Smoking weed at least once a month is linked to an elevated risk of heart attack, according to a new study among nearly 160,000 people in the U.K.
The research, published in the journal Cell, looked at more than 11,000 people between the ages 40 and 69 who smoked weed at least once a month. The scientists then compared that group to 122,000 people in the same age bracket who did not smoke weed and nearly 23,000 more who smoked less frequently.
The study authors controlled for age, gender, and body mass index — three factors that influence the risk of heart disease — and found that people who smoked weed frequently were more likely than people who did not have a first heart attack before age 50. One heart attack increases the lifelong risk of having another or developing heart failure.
The findings align with other similar research. The Centers for Disease Control and Prevention already warns that smoking weed could lead to an increased risk of heart disease. A 2021 study identified an association between heart attacks and cannabis use in young adults. But the new study goes a step further since it also attempts to figure out why smoking weed can lead to heart problems.
To investigate that, the researchers studied how THC affects both human stem cells and mice stem cells. It’s already known that THC binds with a receptor in the brain when people smoke weed, which gives the feeling of being high. The team found that THC also binds to that receptor in blood vessels in their lab studies.
So the researchers suggested that using THC frequently could activate that receptor in a way that leads to inflammation in blood vessels, which can accelerate a buildup of plaque in the arteries that can lead to a heart attack.
“The public has this perception — in my opinion, misperception — that marijuana is completely safe, and it’s healthy for you. But in reality, this study shows a high dose of THC, the main component of marijuana, causes vascular inflammation,” said Joseph Wu, the study’s senior author and the director of the Stanford Cardiovascular Institute.
Still, that part of the research wasn’t on people, so the results mostly point to an avenue for further investigation rather than a direct implication for human health. Wu said human studies could offer more insight into whether THC is directly linked to heart disease.

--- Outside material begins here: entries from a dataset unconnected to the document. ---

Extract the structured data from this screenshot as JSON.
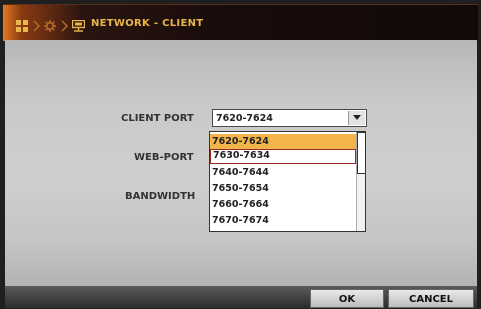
{
  "header": {
    "title": "NETWORK - CLIENT",
    "breadcrumb_icons": [
      "grid-icon",
      "gear-icon",
      "monitor-network-icon"
    ]
  },
  "form": {
    "client_port_label": "CLIENT PORT",
    "web_port_label": "WEB-PORT",
    "bandwidth_label": "BANDWIDTH",
    "client_port_value": "7620-7624"
  },
  "dropdown": {
    "options": [
      "7620-7624",
      "7630-7634",
      "7640-7644",
      "7650-7654",
      "7660-7664",
      "7670-7674"
    ],
    "selected": "7620-7624",
    "highlighted": "7630-7634"
  },
  "buttons": {
    "ok": "OK",
    "cancel": "CANCEL"
  },
  "colors": {
    "accent_orange": "#e27a24",
    "title_text": "#e8b64a",
    "selected_option": "#f3b54a",
    "highlight_border": "#9a2a1a"
  }
}
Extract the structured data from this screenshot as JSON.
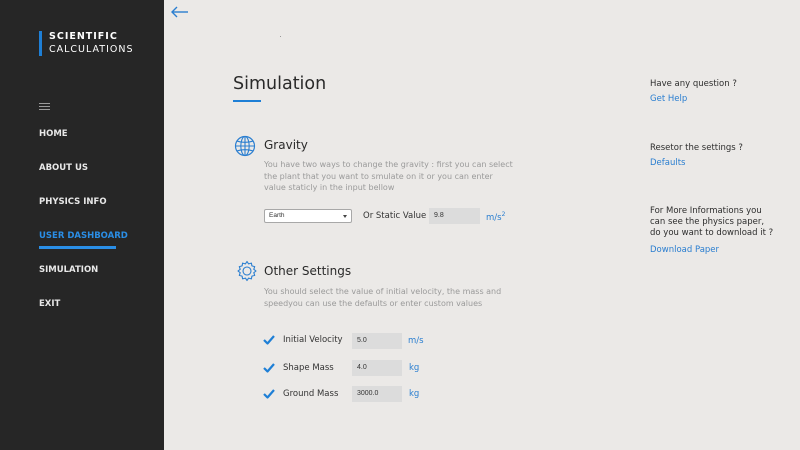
{
  "sidebar": {
    "logo_line1": "SCIENTIFIC",
    "logo_line2": "CALCULATIONS",
    "menu_icon": "hamburger-icon",
    "items": [
      {
        "label": "HOME"
      },
      {
        "label": "ABOUT US"
      },
      {
        "label": "PHYSICS INFO"
      },
      {
        "label": "USER DASHBOARD",
        "active": true
      },
      {
        "label": "SIMULATION"
      },
      {
        "label": "EXIT"
      }
    ]
  },
  "header": {
    "back_icon": "arrow-left-icon"
  },
  "main": {
    "title": "Simulation",
    "gravity": {
      "icon": "globe-icon",
      "title": "Gravity",
      "description": "You have two ways to change the gravity : first you can select the plant that you want to smulate on it or you can enter value staticly in the input bellow",
      "planet_selected": "Earth",
      "static_label": "Or Static Value",
      "static_value": "9.8",
      "unit": "m/s",
      "unit_exp": "2"
    },
    "other": {
      "icon": "gear-icon",
      "title": "Other Settings",
      "description": "You should select the value of initial velocity, the mass and speedyou can use the defaults or enter custom values",
      "rows": [
        {
          "label": "Initial Velocity",
          "value": "5.0",
          "unit": "m/s",
          "checked": true
        },
        {
          "label": "Shape Mass",
          "value": "4.0",
          "unit": "kg",
          "checked": true
        },
        {
          "label": "Ground Mass",
          "value": "3000.0",
          "unit": "kg",
          "checked": true
        }
      ]
    }
  },
  "aside": {
    "help_q": "Have any question ?",
    "help_link": "Get Help",
    "reset_q": "Resetor the settings ?",
    "reset_link": "Defaults",
    "download_q": "For More Informations you can see the physics paper, do you want to download it ?",
    "download_link": "Download Paper"
  },
  "colors": {
    "accent": "#1e7fd6",
    "sidebar_bg": "#262626",
    "page_bg": "#ebe9e7"
  }
}
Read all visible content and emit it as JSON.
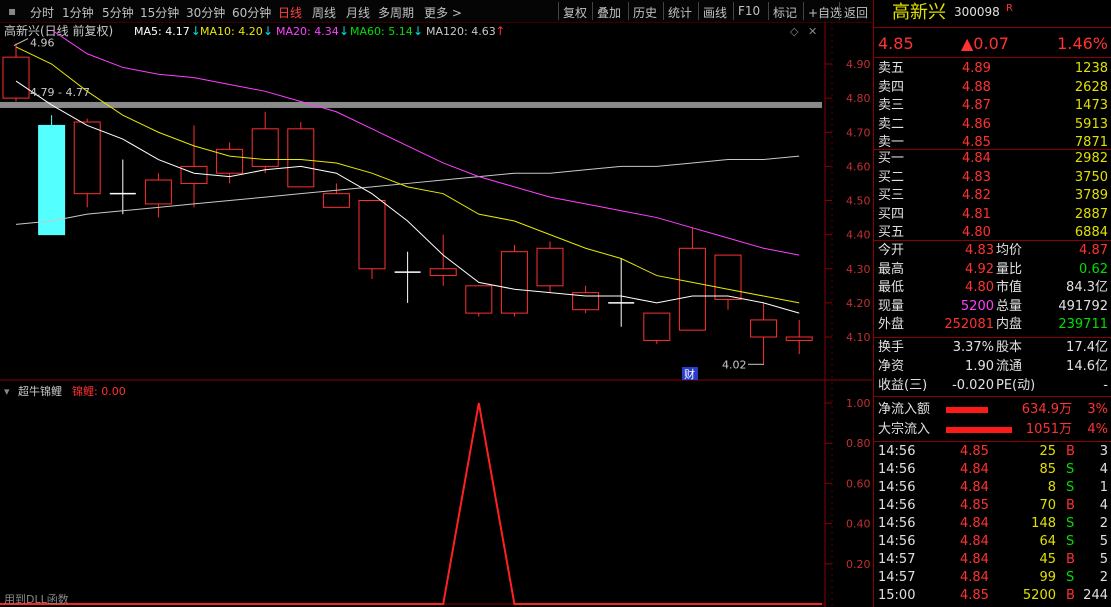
{
  "toolbar": {
    "periods": [
      "分时",
      "1分钟",
      "5分钟",
      "15分钟",
      "30分钟",
      "60分钟",
      "日线",
      "周线",
      "月线",
      "多周期",
      "更多 >"
    ],
    "active_period": "日线",
    "actions": [
      "复权",
      "叠加",
      "历史",
      "统计",
      "画线",
      "F10",
      "标记",
      "+自选",
      "返回"
    ]
  },
  "main_chart": {
    "title": "高新兴(日线 前复权)",
    "ma_labels": [
      {
        "text": "MA5: 4.17",
        "arrow": "↓",
        "color": "#ffffff"
      },
      {
        "text": "MA10: 4.20",
        "arrow": "↓",
        "color": "#e8e800"
      },
      {
        "text": "MA20: 4.34",
        "arrow": "↓",
        "color": "#ff40ff"
      },
      {
        "text": "MA60: 5.14",
        "arrow": "↓",
        "color": "#00e000"
      },
      {
        "text": "MA120: 4.63",
        "arrow": "↑",
        "color": "#c8c8c8"
      }
    ],
    "y_ticks": [
      "4.90",
      "4.80",
      "4.70",
      "4.60",
      "4.50",
      "4.40",
      "4.30",
      "4.20",
      "4.10"
    ],
    "annot_high": "4.96",
    "annot_range": "4.79 - 4.77",
    "annot_low": "4.02",
    "marker": "财",
    "candles": [
      {
        "o": 4.8,
        "c": 4.92,
        "h": 4.96,
        "l": 4.79
      },
      {
        "o": 4.72,
        "c": 4.4,
        "h": 4.75,
        "l": 4.4
      },
      {
        "o": 4.52,
        "c": 4.73,
        "h": 4.74,
        "l": 4.48
      },
      {
        "o": 4.52,
        "c": 4.52,
        "h": 4.62,
        "l": 4.46
      },
      {
        "o": 4.49,
        "c": 4.56,
        "h": 4.58,
        "l": 4.45
      },
      {
        "o": 4.55,
        "c": 4.6,
        "h": 4.72,
        "l": 4.48
      },
      {
        "o": 4.58,
        "c": 4.65,
        "h": 4.67,
        "l": 4.55
      },
      {
        "o": 4.6,
        "c": 4.71,
        "h": 4.76,
        "l": 4.58
      },
      {
        "o": 4.54,
        "c": 4.71,
        "h": 4.73,
        "l": 4.54
      },
      {
        "o": 4.48,
        "c": 4.52,
        "h": 4.55,
        "l": 4.48
      },
      {
        "o": 4.3,
        "c": 4.5,
        "h": 4.5,
        "l": 4.27
      },
      {
        "o": 4.29,
        "c": 4.29,
        "h": 4.35,
        "l": 4.2
      },
      {
        "o": 4.28,
        "c": 4.3,
        "h": 4.4,
        "l": 4.25
      },
      {
        "o": 4.17,
        "c": 4.25,
        "h": 4.25,
        "l": 4.16
      },
      {
        "o": 4.17,
        "c": 4.35,
        "h": 4.37,
        "l": 4.16
      },
      {
        "o": 4.25,
        "c": 4.36,
        "h": 4.38,
        "l": 4.23
      },
      {
        "o": 4.18,
        "c": 4.23,
        "h": 4.25,
        "l": 4.17
      },
      {
        "o": 4.2,
        "c": 4.2,
        "h": 4.33,
        "l": 4.13
      },
      {
        "o": 4.09,
        "c": 4.17,
        "h": 4.17,
        "l": 4.08
      },
      {
        "o": 4.12,
        "c": 4.36,
        "h": 4.42,
        "l": 4.12
      },
      {
        "o": 4.21,
        "c": 4.34,
        "h": 4.34,
        "l": 4.18
      },
      {
        "o": 4.1,
        "c": 4.15,
        "h": 4.2,
        "l": 4.02
      },
      {
        "o": 4.09,
        "c": 4.1,
        "h": 4.15,
        "l": 4.05
      }
    ],
    "ma5": [
      4.85,
      4.78,
      4.72,
      4.68,
      4.62,
      4.58,
      4.57,
      4.59,
      4.6,
      4.58,
      4.52,
      4.44,
      4.34,
      4.26,
      4.24,
      4.23,
      4.22,
      4.22,
      4.2,
      4.22,
      4.22,
      4.2,
      4.17
    ],
    "ma10": [
      4.95,
      4.9,
      4.82,
      4.75,
      4.7,
      4.66,
      4.63,
      4.62,
      4.62,
      4.61,
      4.58,
      4.54,
      4.52,
      4.46,
      4.44,
      4.4,
      4.36,
      4.33,
      4.28,
      4.26,
      4.24,
      4.22,
      4.2
    ],
    "ma20": [
      5.05,
      5.0,
      4.93,
      4.89,
      4.87,
      4.86,
      4.84,
      4.82,
      4.79,
      4.76,
      4.71,
      4.66,
      4.61,
      4.57,
      4.54,
      4.51,
      4.49,
      4.47,
      4.45,
      4.42,
      4.39,
      4.36,
      4.34
    ],
    "ma120": [
      4.43,
      4.44,
      4.46,
      4.47,
      4.48,
      4.49,
      4.5,
      4.51,
      4.52,
      4.53,
      4.54,
      4.55,
      4.56,
      4.57,
      4.58,
      4.58,
      4.59,
      4.6,
      4.6,
      4.61,
      4.62,
      4.62,
      4.63
    ],
    "resistance": 4.78
  },
  "sub_chart": {
    "title": "超牛锦鲤",
    "value_label": "锦鲤: 0.00",
    "y_ticks": [
      "1.00",
      "0.80",
      "0.60",
      "0.40",
      "0.20"
    ],
    "line_values": [
      0,
      0,
      0,
      0,
      0,
      0,
      0,
      0,
      0,
      0,
      0,
      0,
      0,
      1,
      0,
      0,
      0,
      0,
      0,
      0,
      0,
      0,
      0
    ]
  },
  "footer_text": "用到DLL函数",
  "quote": {
    "name": "高新兴",
    "code": "300098",
    "badge": "R",
    "price": "4.85",
    "change": "▲0.07",
    "pct": "1.46%",
    "asks": [
      {
        "label": "卖五",
        "price": "4.89",
        "vol": "1238"
      },
      {
        "label": "卖四",
        "price": "4.88",
        "vol": "2628"
      },
      {
        "label": "卖三",
        "price": "4.87",
        "vol": "1473"
      },
      {
        "label": "卖二",
        "price": "4.86",
        "vol": "5913"
      },
      {
        "label": "卖一",
        "price": "4.85",
        "vol": "7871"
      }
    ],
    "bids": [
      {
        "label": "买一",
        "price": "4.84",
        "vol": "2982"
      },
      {
        "label": "买二",
        "price": "4.83",
        "vol": "3750"
      },
      {
        "label": "买三",
        "price": "4.82",
        "vol": "3789"
      },
      {
        "label": "买四",
        "price": "4.81",
        "vol": "2887"
      },
      {
        "label": "买五",
        "price": "4.80",
        "vol": "6884"
      }
    ],
    "stats": [
      {
        "l1": "今开",
        "v1": "4.83",
        "c1": "red",
        "l2": "均价",
        "v2": "4.87",
        "c2": "red"
      },
      {
        "l1": "最高",
        "v1": "4.92",
        "c1": "red",
        "l2": "量比",
        "v2": "0.62",
        "c2": "green"
      },
      {
        "l1": "最低",
        "v1": "4.80",
        "c1": "red",
        "l2": "市值",
        "v2": "84.3亿",
        "c2": "white"
      },
      {
        "l1": "现量",
        "v1": "5200",
        "c1": "magenta",
        "l2": "总量",
        "v2": "491792",
        "c2": "white"
      },
      {
        "l1": "外盘",
        "v1": "252081",
        "c1": "red",
        "l2": "内盘",
        "v2": "239711",
        "c2": "green"
      }
    ],
    "fund": [
      {
        "l1": "换手",
        "v1": "3.37%",
        "l2": "股本",
        "v2": "17.4亿"
      },
      {
        "l1": "净资",
        "v1": "1.90",
        "l2": "流通",
        "v2": "14.6亿"
      },
      {
        "l1": "收益(三)",
        "v1": "-0.020",
        "l2": "PE(动)",
        "v2": "-"
      }
    ],
    "flows": [
      {
        "label": "净流入额",
        "value": "634.9万",
        "pct": "3%",
        "bar": 0.35
      },
      {
        "label": "大宗流入",
        "value": "1051万",
        "pct": "4%",
        "bar": 0.55
      }
    ],
    "ticks": [
      {
        "t": "14:56",
        "p": "4.85",
        "v": "25",
        "s": "B",
        "n": "3"
      },
      {
        "t": "14:56",
        "p": "4.84",
        "v": "85",
        "s": "S",
        "n": "4"
      },
      {
        "t": "14:56",
        "p": "4.84",
        "v": "8",
        "s": "S",
        "n": "1"
      },
      {
        "t": "14:56",
        "p": "4.85",
        "v": "70",
        "s": "B",
        "n": "4"
      },
      {
        "t": "14:56",
        "p": "4.84",
        "v": "148",
        "s": "S",
        "n": "2"
      },
      {
        "t": "14:56",
        "p": "4.84",
        "v": "64",
        "s": "S",
        "n": "5"
      },
      {
        "t": "14:57",
        "p": "4.84",
        "v": "45",
        "s": "B",
        "n": "5"
      },
      {
        "t": "14:57",
        "p": "4.84",
        "v": "99",
        "s": "S",
        "n": "2"
      },
      {
        "t": "15:00",
        "p": "4.85",
        "v": "5200",
        "s": "B",
        "n": "244"
      }
    ]
  }
}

What do you think about this study? Let us know in the comments!
I’m 66 yes old started smoking bud at 14 Guess what no heart attack before 50 get your facts from humans not mice